Philosophers have recently revived the study of the ancient Greek topics of virtue and the virtues—justice, honesty, temperance, friendship, courage, and so on as qualities of mind and character belonging to individual people. But one issue at the center of Greek moral theory seems to have dropped out of consideration. This is the question of the unity of virtue, the unity of the virtues. Must anyone who has one of these qualities have others of them as well, indeed all of (...) them—all the ones that really do deserve to be counted as virtues? Even further, is there really no set of distinct and separate virtuous qualities at all, but at bottom only a single one—so that the person who has this single condition of “virtue” is entitled also to the further descriptions “honest” and “well-controlled” and “just” and “friendly” and “courageous” and “fostering” and “supportive,” and so on, as distinguishable aspects or immediate effects of his unitary “virtue”? (shrink)
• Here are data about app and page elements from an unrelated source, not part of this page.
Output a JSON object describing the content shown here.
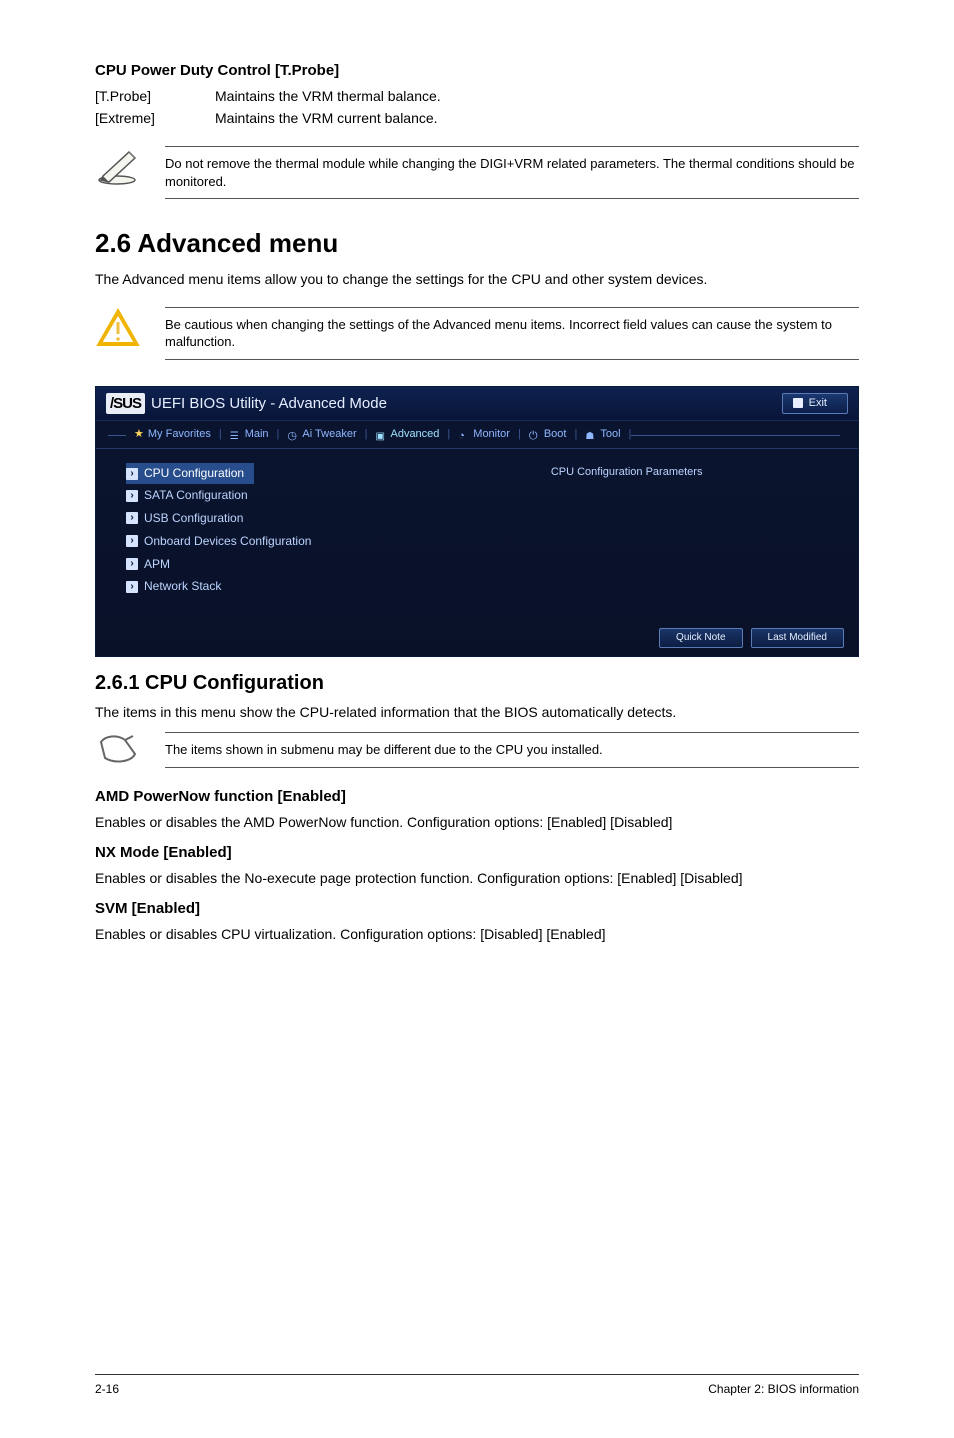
{
  "section1": {
    "heading": "CPU Power Duty Control [T.Probe]",
    "rows": [
      {
        "term": "[T.Probe]",
        "desc": "Maintains the VRM thermal balance."
      },
      {
        "term": "[Extreme]",
        "desc": "Maintains the VRM current balance."
      }
    ],
    "note": "Do not remove the thermal module while changing the DIGI+VRM related parameters. The thermal conditions should be monitored."
  },
  "section2": {
    "title": "2.6        Advanced menu",
    "intro": "The Advanced menu items allow you to change the settings for the CPU and other system devices.",
    "caution": "Be cautious when changing the settings of the Advanced menu items. Incorrect field values can cause the system to malfunction."
  },
  "bios": {
    "title": "UEFI BIOS Utility - Advanced Mode",
    "exit": "Exit",
    "tabs": {
      "fav": "My Favorites",
      "main": "Main",
      "tweaker": "Ai Tweaker",
      "advanced": "Advanced",
      "monitor": "Monitor",
      "boot": "Boot",
      "tool": "Tool"
    },
    "items": [
      "CPU Configuration",
      "SATA Configuration",
      "USB Configuration",
      "Onboard Devices Configuration",
      "APM",
      "Network Stack"
    ],
    "right_help": "CPU Configuration Parameters",
    "footer": {
      "quicknote": "Quick Note",
      "lastmod": "Last Modified"
    }
  },
  "section3": {
    "title": "2.6.1       CPU Configuration",
    "intro": "The items in this menu show the CPU-related information that the BIOS automatically detects.",
    "note": "The items shown in submenu may be different due to the CPU you installed.",
    "sub": [
      {
        "h": "AMD PowerNow function [Enabled]",
        "p": "Enables or disables the AMD PowerNow function. Configuration options: [Enabled] [Disabled]"
      },
      {
        "h": "NX Mode [Enabled]",
        "p": "Enables or disables the No-execute page protection function. Configuration options: [Enabled] [Disabled]"
      },
      {
        "h": "SVM [Enabled]",
        "p": "Enables or disables CPU virtualization. Configuration options: [Disabled] [Enabled]"
      }
    ]
  },
  "footer": {
    "left": "2-16",
    "right": "Chapter 2: BIOS information"
  }
}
In 1929, doubtless to the discomfort of his logical positivist host Moritz Schlick, Wittgenstein remarked, ‘To be sure, I can understand what Heidegger means by Being and Angst ’ . I return to what Heidegger meant and Wittgenstein could understand later. I begin with that remark because it has had an instructive career. When the passage which it prefaced was first published in 1965, the editors left it out—presumably to protect a hero of ‘analytic’ philosophy from being compromised by an (...) expression of sympathy for the arch-fiend of ‘continental’ philosophy. It was as if a diary of Churchill's had been discovered containing admiring references to Hitler. This was the period, after all, when Heidegger was, as Michael Dummett recalls, a ‘joke’ among Oxford philosophers, the paradigm of the sort of metaphysical nonsense Wittgenstein had dedicated himself to exposing. (shrink)
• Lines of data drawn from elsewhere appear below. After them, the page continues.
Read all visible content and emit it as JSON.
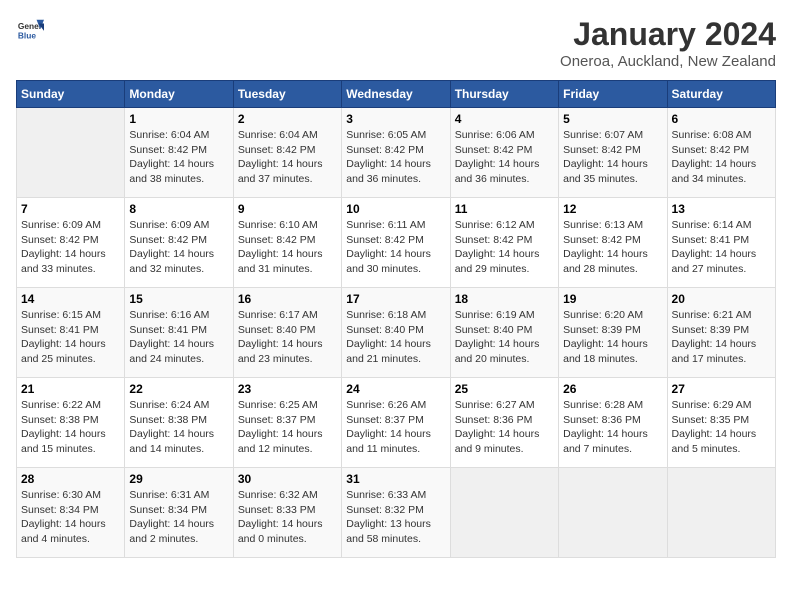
{
  "header": {
    "logo_general": "General",
    "logo_blue": "Blue",
    "title": "January 2024",
    "subtitle": "Oneroa, Auckland, New Zealand"
  },
  "days_of_week": [
    "Sunday",
    "Monday",
    "Tuesday",
    "Wednesday",
    "Thursday",
    "Friday",
    "Saturday"
  ],
  "weeks": [
    [
      {
        "day": "",
        "info": ""
      },
      {
        "day": "1",
        "info": "Sunrise: 6:04 AM\nSunset: 8:42 PM\nDaylight: 14 hours\nand 38 minutes."
      },
      {
        "day": "2",
        "info": "Sunrise: 6:04 AM\nSunset: 8:42 PM\nDaylight: 14 hours\nand 37 minutes."
      },
      {
        "day": "3",
        "info": "Sunrise: 6:05 AM\nSunset: 8:42 PM\nDaylight: 14 hours\nand 36 minutes."
      },
      {
        "day": "4",
        "info": "Sunrise: 6:06 AM\nSunset: 8:42 PM\nDaylight: 14 hours\nand 36 minutes."
      },
      {
        "day": "5",
        "info": "Sunrise: 6:07 AM\nSunset: 8:42 PM\nDaylight: 14 hours\nand 35 minutes."
      },
      {
        "day": "6",
        "info": "Sunrise: 6:08 AM\nSunset: 8:42 PM\nDaylight: 14 hours\nand 34 minutes."
      }
    ],
    [
      {
        "day": "7",
        "info": "Sunrise: 6:09 AM\nSunset: 8:42 PM\nDaylight: 14 hours\nand 33 minutes."
      },
      {
        "day": "8",
        "info": "Sunrise: 6:09 AM\nSunset: 8:42 PM\nDaylight: 14 hours\nand 32 minutes."
      },
      {
        "day": "9",
        "info": "Sunrise: 6:10 AM\nSunset: 8:42 PM\nDaylight: 14 hours\nand 31 minutes."
      },
      {
        "day": "10",
        "info": "Sunrise: 6:11 AM\nSunset: 8:42 PM\nDaylight: 14 hours\nand 30 minutes."
      },
      {
        "day": "11",
        "info": "Sunrise: 6:12 AM\nSunset: 8:42 PM\nDaylight: 14 hours\nand 29 minutes."
      },
      {
        "day": "12",
        "info": "Sunrise: 6:13 AM\nSunset: 8:42 PM\nDaylight: 14 hours\nand 28 minutes."
      },
      {
        "day": "13",
        "info": "Sunrise: 6:14 AM\nSunset: 8:41 PM\nDaylight: 14 hours\nand 27 minutes."
      }
    ],
    [
      {
        "day": "14",
        "info": "Sunrise: 6:15 AM\nSunset: 8:41 PM\nDaylight: 14 hours\nand 25 minutes."
      },
      {
        "day": "15",
        "info": "Sunrise: 6:16 AM\nSunset: 8:41 PM\nDaylight: 14 hours\nand 24 minutes."
      },
      {
        "day": "16",
        "info": "Sunrise: 6:17 AM\nSunset: 8:40 PM\nDaylight: 14 hours\nand 23 minutes."
      },
      {
        "day": "17",
        "info": "Sunrise: 6:18 AM\nSunset: 8:40 PM\nDaylight: 14 hours\nand 21 minutes."
      },
      {
        "day": "18",
        "info": "Sunrise: 6:19 AM\nSunset: 8:40 PM\nDaylight: 14 hours\nand 20 minutes."
      },
      {
        "day": "19",
        "info": "Sunrise: 6:20 AM\nSunset: 8:39 PM\nDaylight: 14 hours\nand 18 minutes."
      },
      {
        "day": "20",
        "info": "Sunrise: 6:21 AM\nSunset: 8:39 PM\nDaylight: 14 hours\nand 17 minutes."
      }
    ],
    [
      {
        "day": "21",
        "info": "Sunrise: 6:22 AM\nSunset: 8:38 PM\nDaylight: 14 hours\nand 15 minutes."
      },
      {
        "day": "22",
        "info": "Sunrise: 6:24 AM\nSunset: 8:38 PM\nDaylight: 14 hours\nand 14 minutes."
      },
      {
        "day": "23",
        "info": "Sunrise: 6:25 AM\nSunset: 8:37 PM\nDaylight: 14 hours\nand 12 minutes."
      },
      {
        "day": "24",
        "info": "Sunrise: 6:26 AM\nSunset: 8:37 PM\nDaylight: 14 hours\nand 11 minutes."
      },
      {
        "day": "25",
        "info": "Sunrise: 6:27 AM\nSunset: 8:36 PM\nDaylight: 14 hours\nand 9 minutes."
      },
      {
        "day": "26",
        "info": "Sunrise: 6:28 AM\nSunset: 8:36 PM\nDaylight: 14 hours\nand 7 minutes."
      },
      {
        "day": "27",
        "info": "Sunrise: 6:29 AM\nSunset: 8:35 PM\nDaylight: 14 hours\nand 5 minutes."
      }
    ],
    [
      {
        "day": "28",
        "info": "Sunrise: 6:30 AM\nSunset: 8:34 PM\nDaylight: 14 hours\nand 4 minutes."
      },
      {
        "day": "29",
        "info": "Sunrise: 6:31 AM\nSunset: 8:34 PM\nDaylight: 14 hours\nand 2 minutes."
      },
      {
        "day": "30",
        "info": "Sunrise: 6:32 AM\nSunset: 8:33 PM\nDaylight: 14 hours\nand 0 minutes."
      },
      {
        "day": "31",
        "info": "Sunrise: 6:33 AM\nSunset: 8:32 PM\nDaylight: 13 hours\nand 58 minutes."
      },
      {
        "day": "",
        "info": ""
      },
      {
        "day": "",
        "info": ""
      },
      {
        "day": "",
        "info": ""
      }
    ]
  ]
}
The week, twenty-five years ago, of the Apollo spacecraft's return visit to the moon was described by Richard Nixon as the greatest since the Creation. Across the Atlantic, a French Academician judged the same event to matter less than the discovery of a lost etching by Daumier. Attitudes to technological achievement, then, differ. And they always have. Chuang-Tzu, over 2,000 years ago, relates an exchange between a Confucian passer-by and a Taoist gardener watering vegetables with a bucket drawn from a (...) well. ‘Don't you know that there is a machine with which 100 beds are easily watered in a day?’—‘How does it work?’—‘It's a counterbalanced ladle’—‘too clever to be good … all machines have to do with formulae, artificiality [which] destroy native ingenuity … and prevent the Tao from residing peacefully in one's heart’. ‘Engines of mischief, in the words of the Luddite song, or testaments to ‘the nobility of man [as] the conqueror of matter’, in those of Primo Levi, the products of technology continue to inspire phobia and philia. (shrink)